▸ **THE DATA**:
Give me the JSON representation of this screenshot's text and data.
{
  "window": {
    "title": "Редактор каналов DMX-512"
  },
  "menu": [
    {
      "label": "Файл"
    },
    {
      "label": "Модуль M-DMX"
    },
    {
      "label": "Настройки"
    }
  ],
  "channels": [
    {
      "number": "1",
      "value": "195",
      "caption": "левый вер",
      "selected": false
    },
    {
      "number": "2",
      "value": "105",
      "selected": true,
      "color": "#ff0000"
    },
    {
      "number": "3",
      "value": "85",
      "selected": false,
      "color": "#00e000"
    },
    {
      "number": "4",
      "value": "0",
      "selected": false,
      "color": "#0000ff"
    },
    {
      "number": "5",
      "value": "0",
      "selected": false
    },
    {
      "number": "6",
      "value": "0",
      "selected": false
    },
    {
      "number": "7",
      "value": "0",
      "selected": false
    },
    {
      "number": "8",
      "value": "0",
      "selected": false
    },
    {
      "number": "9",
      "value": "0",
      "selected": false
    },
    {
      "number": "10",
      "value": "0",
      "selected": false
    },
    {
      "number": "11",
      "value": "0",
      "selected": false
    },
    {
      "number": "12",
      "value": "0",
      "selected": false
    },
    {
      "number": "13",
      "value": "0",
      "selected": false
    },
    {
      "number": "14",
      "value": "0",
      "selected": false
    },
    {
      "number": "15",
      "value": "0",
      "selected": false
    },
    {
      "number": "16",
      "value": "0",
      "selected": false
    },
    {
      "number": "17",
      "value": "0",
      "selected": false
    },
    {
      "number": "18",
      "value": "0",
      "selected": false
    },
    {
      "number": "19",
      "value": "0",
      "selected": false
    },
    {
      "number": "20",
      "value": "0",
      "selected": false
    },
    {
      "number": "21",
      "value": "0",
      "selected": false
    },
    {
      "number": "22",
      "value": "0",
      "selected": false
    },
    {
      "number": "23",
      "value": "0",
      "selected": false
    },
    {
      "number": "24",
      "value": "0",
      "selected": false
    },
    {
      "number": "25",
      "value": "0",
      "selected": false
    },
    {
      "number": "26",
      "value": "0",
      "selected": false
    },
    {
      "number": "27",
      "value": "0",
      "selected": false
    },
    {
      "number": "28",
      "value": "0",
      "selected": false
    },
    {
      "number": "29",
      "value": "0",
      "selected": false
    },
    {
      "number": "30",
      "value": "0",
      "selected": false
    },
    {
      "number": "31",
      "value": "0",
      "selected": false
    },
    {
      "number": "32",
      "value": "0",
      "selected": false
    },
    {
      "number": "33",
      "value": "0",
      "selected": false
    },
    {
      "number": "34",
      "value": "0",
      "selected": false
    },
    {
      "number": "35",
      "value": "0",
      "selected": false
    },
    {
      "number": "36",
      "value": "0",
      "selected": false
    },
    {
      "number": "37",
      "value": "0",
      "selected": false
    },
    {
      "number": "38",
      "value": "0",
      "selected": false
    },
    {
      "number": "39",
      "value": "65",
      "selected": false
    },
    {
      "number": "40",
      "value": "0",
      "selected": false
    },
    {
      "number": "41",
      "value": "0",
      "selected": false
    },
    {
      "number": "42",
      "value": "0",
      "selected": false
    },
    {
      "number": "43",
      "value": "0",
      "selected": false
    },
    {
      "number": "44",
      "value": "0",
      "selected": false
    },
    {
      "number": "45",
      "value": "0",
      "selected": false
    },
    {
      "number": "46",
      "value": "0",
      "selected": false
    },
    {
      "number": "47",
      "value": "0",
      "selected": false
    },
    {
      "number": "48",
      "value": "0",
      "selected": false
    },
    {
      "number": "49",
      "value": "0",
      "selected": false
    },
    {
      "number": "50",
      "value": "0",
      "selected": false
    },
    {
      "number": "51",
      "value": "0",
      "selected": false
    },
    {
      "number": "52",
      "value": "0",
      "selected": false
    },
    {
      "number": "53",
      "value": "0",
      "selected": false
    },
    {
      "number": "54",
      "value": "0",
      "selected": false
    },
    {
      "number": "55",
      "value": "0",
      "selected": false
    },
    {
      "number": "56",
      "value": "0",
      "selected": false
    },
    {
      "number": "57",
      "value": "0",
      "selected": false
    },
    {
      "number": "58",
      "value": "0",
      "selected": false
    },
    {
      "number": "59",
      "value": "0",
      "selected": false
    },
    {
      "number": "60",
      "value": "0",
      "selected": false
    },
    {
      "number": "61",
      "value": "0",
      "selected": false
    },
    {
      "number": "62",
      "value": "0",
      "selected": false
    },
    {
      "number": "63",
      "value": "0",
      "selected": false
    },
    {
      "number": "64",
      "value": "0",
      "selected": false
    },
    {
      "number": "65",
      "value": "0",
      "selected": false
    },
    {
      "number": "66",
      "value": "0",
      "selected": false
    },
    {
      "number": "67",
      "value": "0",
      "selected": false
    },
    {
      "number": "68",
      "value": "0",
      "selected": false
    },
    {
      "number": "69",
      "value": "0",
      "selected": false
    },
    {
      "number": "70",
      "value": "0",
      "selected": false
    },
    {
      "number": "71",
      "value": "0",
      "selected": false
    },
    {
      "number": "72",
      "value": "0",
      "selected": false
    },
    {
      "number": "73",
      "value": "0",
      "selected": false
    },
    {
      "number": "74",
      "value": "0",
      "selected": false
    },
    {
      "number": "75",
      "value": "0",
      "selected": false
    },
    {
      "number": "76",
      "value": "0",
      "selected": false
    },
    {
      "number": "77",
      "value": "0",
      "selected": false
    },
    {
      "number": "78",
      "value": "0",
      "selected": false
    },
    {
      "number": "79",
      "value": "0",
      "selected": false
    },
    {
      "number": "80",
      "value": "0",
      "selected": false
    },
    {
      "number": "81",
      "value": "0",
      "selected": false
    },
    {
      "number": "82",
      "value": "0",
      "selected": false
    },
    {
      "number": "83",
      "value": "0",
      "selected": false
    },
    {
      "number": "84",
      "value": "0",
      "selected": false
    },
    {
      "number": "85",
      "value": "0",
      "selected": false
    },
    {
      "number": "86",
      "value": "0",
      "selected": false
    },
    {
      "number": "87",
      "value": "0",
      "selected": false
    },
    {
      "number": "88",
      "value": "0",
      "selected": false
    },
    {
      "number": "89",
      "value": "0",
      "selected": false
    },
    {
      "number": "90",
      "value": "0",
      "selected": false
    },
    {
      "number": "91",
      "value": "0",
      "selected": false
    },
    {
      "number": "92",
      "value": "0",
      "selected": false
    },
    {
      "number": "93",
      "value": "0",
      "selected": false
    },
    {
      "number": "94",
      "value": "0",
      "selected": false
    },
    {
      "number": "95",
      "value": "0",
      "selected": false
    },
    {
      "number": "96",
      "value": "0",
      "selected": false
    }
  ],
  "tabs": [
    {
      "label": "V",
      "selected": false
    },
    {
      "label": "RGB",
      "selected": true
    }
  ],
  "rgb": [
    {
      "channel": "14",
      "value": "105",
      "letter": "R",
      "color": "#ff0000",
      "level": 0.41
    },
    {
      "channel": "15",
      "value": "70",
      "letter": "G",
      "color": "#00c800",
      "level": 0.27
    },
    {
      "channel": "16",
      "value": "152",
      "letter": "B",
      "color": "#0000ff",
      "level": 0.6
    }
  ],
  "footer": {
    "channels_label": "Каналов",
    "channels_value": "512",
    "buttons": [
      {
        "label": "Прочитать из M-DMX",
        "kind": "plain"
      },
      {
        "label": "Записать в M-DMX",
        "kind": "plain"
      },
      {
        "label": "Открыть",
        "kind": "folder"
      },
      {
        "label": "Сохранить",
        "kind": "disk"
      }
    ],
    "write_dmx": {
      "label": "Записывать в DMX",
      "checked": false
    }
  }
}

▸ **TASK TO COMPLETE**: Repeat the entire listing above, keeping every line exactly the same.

▸ **RESPONSE BOX**:
Give me the JSON representation of this screenshot's text and data.
{
  "window": {
    "title": "Редактор каналов DMX-512"
  },
  "menu": [
    {
      "label": "Файл"
    },
    {
      "label": "Модуль M-DMX"
    },
    {
      "label": "Настройки"
    }
  ],
  "channels": [
    {
      "number": "1",
      "value": "195",
      "caption": "левый вер",
      "selected": false
    },
    {
      "number": "2",
      "value": "105",
      "selected": true,
      "color": "#ff0000"
    },
    {
      "number": "3",
      "value": "85",
      "selected": false,
      "color": "#00e000"
    },
    {
      "number": "4",
      "value": "0",
      "selected": false,
      "color": "#0000ff"
    },
    {
      "number": "5",
      "value": "0",
      "selected": false
    },
    {
      "number": "6",
      "value": "0",
      "selected": false
    },
    {
      "number": "7",
      "value": "0",
      "selected": false
    },
    {
      "number": "8",
      "value": "0",
      "selected": false
    },
    {
      "number": "9",
      "value": "0",
      "selected": false
    },
    {
      "number": "10",
      "value": "0",
      "selected": false
    },
    {
      "number": "11",
      "value": "0",
      "selected": false
    },
    {
      "number": "12",
      "value": "0",
      "selected": false
    },
    {
      "number": "13",
      "value": "0",
      "selected": false
    },
    {
      "number": "14",
      "value": "0",
      "selected": false
    },
    {
      "number": "15",
      "value": "0",
      "selected": false
    },
    {
      "number": "16",
      "value": "0",
      "selected": false
    },
    {
      "number": "17",
      "value": "0",
      "selected": false
    },
    {
      "number": "18",
      "value": "0",
      "selected": false
    },
    {
      "number": "19",
      "value": "0",
      "selected": false
    },
    {
      "number": "20",
      "value": "0",
      "selected": false
    },
    {
      "number": "21",
      "value": "0",
      "selected": false
    },
    {
      "number": "22",
      "value": "0",
      "selected": false
    },
    {
      "number": "23",
      "value": "0",
      "selected": false
    },
    {
      "number": "24",
      "value": "0",
      "selected": false
    },
    {
      "number": "25",
      "value": "0",
      "selected": false
    },
    {
      "number": "26",
      "value": "0",
      "selected": false
    },
    {
      "number": "27",
      "value": "0",
      "selected": false
    },
    {
      "number": "28",
      "value": "0",
      "selected": false
    },
    {
      "number": "29",
      "value": "0",
      "selected": false
    },
    {
      "number": "30",
      "value": "0",
      "selected": false
    },
    {
      "number": "31",
      "value": "0",
      "selected": false
    },
    {
      "number": "32",
      "value": "0",
      "selected": false
    },
    {
      "number": "33",
      "value": "0",
      "selected": false
    },
    {
      "number": "34",
      "value": "0",
      "selected": false
    },
    {
      "number": "35",
      "value": "0",
      "selected": false
    },
    {
      "number": "36",
      "value": "0",
      "selected": false
    },
    {
      "number": "37",
      "value": "0",
      "selected": false
    },
    {
      "number": "38",
      "value": "0",
      "selected": false
    },
    {
      "number": "39",
      "value": "65",
      "selected": false
    },
    {
      "number": "40",
      "value": "0",
      "selected": false
    },
    {
      "number": "41",
      "value": "0",
      "selected": false
    },
    {
      "number": "42",
      "value": "0",
      "selected": false
    },
    {
      "number": "43",
      "value": "0",
      "selected": false
    },
    {
      "number": "44",
      "value": "0",
      "selected": false
    },
    {
      "number": "45",
      "value": "0",
      "selected": false
    },
    {
      "number": "46",
      "value": "0",
      "selected": false
    },
    {
      "number": "47",
      "value": "0",
      "selected": false
    },
    {
      "number": "48",
      "value": "0",
      "selected": false
    },
    {
      "number": "49",
      "value": "0",
      "selected": false
    },
    {
      "number": "50",
      "value": "0",
      "selected": false
    },
    {
      "number": "51",
      "value": "0",
      "selected": false
    },
    {
      "number": "52",
      "value": "0",
      "selected": false
    },
    {
      "number": "53",
      "value": "0",
      "selected": false
    },
    {
      "number": "54",
      "value": "0",
      "selected": false
    },
    {
      "number": "55",
      "value": "0",
      "selected": false
    },
    {
      "number": "56",
      "value": "0",
      "selected": false
    },
    {
      "number": "57",
      "value": "0",
      "selected": false
    },
    {
      "number": "58",
      "value": "0",
      "selected": false
    },
    {
      "number": "59",
      "value": "0",
      "selected": false
    },
    {
      "number": "60",
      "value": "0",
      "selected": false
    },
    {
      "number": "61",
      "value": "0",
      "selected": false
    },
    {
      "number": "62",
      "value": "0",
      "selected": false
    },
    {
      "number": "63",
      "value": "0",
      "selected": false
    },
    {
      "number": "64",
      "value": "0",
      "selected": false
    },
    {
      "number": "65",
      "value": "0",
      "selected": false
    },
    {
      "number": "66",
      "value": "0",
      "selected": false
    },
    {
      "number": "67",
      "value": "0",
      "selected": false
    },
    {
      "number": "68",
      "value": "0",
      "selected": false
    },
    {
      "number": "69",
      "value": "0",
      "selected": false
    },
    {
      "number": "70",
      "value": "0",
      "selected": false
    },
    {
      "number": "71",
      "value": "0",
      "selected": false
    },
    {
      "number": "72",
      "value": "0",
      "selected": false
    },
    {
      "number": "73",
      "value": "0",
      "selected": false
    },
    {
      "number": "74",
      "value": "0",
      "selected": false
    },
    {
      "number": "75",
      "value": "0",
      "selected": false
    },
    {
      "number": "76",
      "value": "0",
      "selected": false
    },
    {
      "number": "77",
      "value": "0",
      "selected": false
    },
    {
      "number": "78",
      "value": "0",
      "selected": false
    },
    {
      "number": "79",
      "value": "0",
      "selected": false
    },
    {
      "number": "80",
      "value": "0",
      "selected": false
    },
    {
      "number": "81",
      "value": "0",
      "selected": false
    },
    {
      "number": "82",
      "value": "0",
      "selected": false
    },
    {
      "number": "83",
      "value": "0",
      "selected": false
    },
    {
      "number": "84",
      "value": "0",
      "selected": false
    },
    {
      "number": "85",
      "value": "0",
      "selected": false
    },
    {
      "number": "86",
      "value": "0",
      "selected": false
    },
    {
      "number": "87",
      "value": "0",
      "selected": false
    },
    {
      "number": "88",
      "value": "0",
      "selected": false
    },
    {
      "number": "89",
      "value": "0",
      "selected": false
    },
    {
      "number": "90",
      "value": "0",
      "selected": false
    },
    {
      "number": "91",
      "value": "0",
      "selected": false
    },
    {
      "number": "92",
      "value": "0",
      "selected": false
    },
    {
      "number": "93",
      "value": "0",
      "selected": false
    },
    {
      "number": "94",
      "value": "0",
      "selected": false
    },
    {
      "number": "95",
      "value": "0",
      "selected": false
    },
    {
      "number": "96",
      "value": "0",
      "selected": false
    }
  ],
  "tabs": [
    {
      "label": "V",
      "selected": false
    },
    {
      "label": "RGB",
      "selected": true
    }
  ],
  "rgb": [
    {
      "channel": "14",
      "value": "105",
      "letter": "R",
      "color": "#ff0000",
      "level": 0.41
    },
    {
      "channel": "15",
      "value": "70",
      "letter": "G",
      "color": "#00c800",
      "level": 0.27
    },
    {
      "channel": "16",
      "value": "152",
      "letter": "B",
      "color": "#0000ff",
      "level": 0.6
    }
  ],
  "footer": {
    "channels_label": "Каналов",
    "channels_value": "512",
    "buttons": [
      {
        "label": "Прочитать из M-DMX",
        "kind": "plain"
      },
      {
        "label": "Записать в M-DMX",
        "kind": "plain"
      },
      {
        "label": "Открыть",
        "kind": "folder"
      },
      {
        "label": "Сохранить",
        "kind": "disk"
      }
    ],
    "write_dmx": {
      "label": "Записывать в DMX",
      "checked": false
    }
  }
}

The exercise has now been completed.